# PROBLEM DESCRIPTION
From the records below, copy out each line that has the word "batérie".
DATA section start
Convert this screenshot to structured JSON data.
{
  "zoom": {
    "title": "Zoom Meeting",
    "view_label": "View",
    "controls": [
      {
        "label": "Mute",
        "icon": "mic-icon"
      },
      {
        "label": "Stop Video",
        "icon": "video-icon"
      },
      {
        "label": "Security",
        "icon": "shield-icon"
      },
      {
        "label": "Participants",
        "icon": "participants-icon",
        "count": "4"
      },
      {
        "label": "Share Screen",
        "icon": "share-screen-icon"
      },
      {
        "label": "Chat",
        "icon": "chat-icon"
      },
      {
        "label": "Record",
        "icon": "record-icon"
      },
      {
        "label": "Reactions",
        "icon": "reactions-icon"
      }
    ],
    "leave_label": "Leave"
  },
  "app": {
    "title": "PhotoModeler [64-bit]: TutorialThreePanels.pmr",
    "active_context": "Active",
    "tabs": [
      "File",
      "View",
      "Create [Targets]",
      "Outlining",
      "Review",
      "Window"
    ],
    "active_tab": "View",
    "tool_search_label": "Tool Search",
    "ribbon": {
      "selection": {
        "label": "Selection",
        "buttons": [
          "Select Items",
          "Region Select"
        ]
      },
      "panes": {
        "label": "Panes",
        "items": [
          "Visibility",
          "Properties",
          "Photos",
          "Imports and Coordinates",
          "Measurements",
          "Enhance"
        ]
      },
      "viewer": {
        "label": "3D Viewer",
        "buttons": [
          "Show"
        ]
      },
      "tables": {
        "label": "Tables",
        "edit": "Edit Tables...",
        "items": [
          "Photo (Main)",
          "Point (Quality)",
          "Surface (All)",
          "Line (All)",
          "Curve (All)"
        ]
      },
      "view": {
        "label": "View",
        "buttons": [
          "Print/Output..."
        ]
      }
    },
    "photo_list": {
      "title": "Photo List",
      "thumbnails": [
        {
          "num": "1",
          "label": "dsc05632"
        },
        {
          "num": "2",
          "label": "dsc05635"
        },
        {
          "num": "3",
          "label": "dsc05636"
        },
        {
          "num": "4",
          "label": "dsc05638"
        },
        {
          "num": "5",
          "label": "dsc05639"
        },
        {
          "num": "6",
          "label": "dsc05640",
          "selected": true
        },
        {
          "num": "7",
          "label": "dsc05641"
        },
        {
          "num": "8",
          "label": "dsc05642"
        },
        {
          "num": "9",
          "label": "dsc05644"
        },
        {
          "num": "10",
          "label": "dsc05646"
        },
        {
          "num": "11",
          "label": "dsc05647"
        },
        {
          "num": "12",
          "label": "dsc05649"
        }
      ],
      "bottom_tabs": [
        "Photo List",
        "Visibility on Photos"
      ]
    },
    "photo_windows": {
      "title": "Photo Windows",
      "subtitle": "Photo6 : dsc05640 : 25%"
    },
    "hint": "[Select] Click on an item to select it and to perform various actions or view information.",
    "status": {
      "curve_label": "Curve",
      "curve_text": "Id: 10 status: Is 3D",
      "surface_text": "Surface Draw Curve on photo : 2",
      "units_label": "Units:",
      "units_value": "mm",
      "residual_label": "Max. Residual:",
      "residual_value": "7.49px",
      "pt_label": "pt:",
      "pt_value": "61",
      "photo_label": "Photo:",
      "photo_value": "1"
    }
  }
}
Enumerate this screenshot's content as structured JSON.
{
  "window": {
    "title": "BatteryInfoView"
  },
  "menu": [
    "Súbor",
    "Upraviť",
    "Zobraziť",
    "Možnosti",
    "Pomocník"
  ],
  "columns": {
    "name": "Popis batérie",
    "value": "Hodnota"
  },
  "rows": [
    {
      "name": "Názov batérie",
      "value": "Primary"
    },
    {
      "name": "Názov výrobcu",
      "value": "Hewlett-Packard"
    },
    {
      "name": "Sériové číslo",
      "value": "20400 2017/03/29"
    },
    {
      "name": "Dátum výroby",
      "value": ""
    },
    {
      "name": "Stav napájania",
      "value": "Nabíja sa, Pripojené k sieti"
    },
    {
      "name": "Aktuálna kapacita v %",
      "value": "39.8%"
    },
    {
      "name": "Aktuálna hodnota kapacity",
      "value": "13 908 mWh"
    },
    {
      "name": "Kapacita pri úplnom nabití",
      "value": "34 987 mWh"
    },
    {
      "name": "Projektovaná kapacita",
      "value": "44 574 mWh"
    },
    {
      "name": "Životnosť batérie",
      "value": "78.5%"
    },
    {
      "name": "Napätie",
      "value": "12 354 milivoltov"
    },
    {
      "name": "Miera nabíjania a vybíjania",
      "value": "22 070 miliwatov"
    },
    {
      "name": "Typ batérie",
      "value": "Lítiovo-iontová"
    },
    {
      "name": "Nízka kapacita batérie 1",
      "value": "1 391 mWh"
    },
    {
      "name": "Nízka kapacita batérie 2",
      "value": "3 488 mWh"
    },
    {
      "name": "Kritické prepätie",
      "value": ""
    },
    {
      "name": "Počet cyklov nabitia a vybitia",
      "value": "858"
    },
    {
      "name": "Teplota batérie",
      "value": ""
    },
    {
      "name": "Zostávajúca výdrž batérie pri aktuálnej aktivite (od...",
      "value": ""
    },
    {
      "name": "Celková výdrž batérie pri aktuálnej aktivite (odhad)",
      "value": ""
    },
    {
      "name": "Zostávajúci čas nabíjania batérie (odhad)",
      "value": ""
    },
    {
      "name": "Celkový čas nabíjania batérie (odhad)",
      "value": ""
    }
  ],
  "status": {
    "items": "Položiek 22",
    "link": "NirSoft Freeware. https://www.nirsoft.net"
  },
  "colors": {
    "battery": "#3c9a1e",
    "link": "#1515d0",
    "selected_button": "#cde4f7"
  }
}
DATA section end
# RESULT
    "name": "Popis batérie",
      "name": "Názov batérie",
      "name": "Životnosť batérie",
      "name": "Typ batérie",
      "name": "Nízka kapacita batérie 1",
      "name": "Nízka kapacita batérie 2",
      "name": "Teplota batérie",
      "name": "Zostávajúca výdrž batérie pri aktuálnej aktivite (od...",
      "name": "Celková výdrž batérie pri aktuálnej aktivite (odhad)",
      "name": "Zostávajúci čas nabíjania batérie (odhad)",
      "name": "Celkový čas nabíjania batérie (odhad)",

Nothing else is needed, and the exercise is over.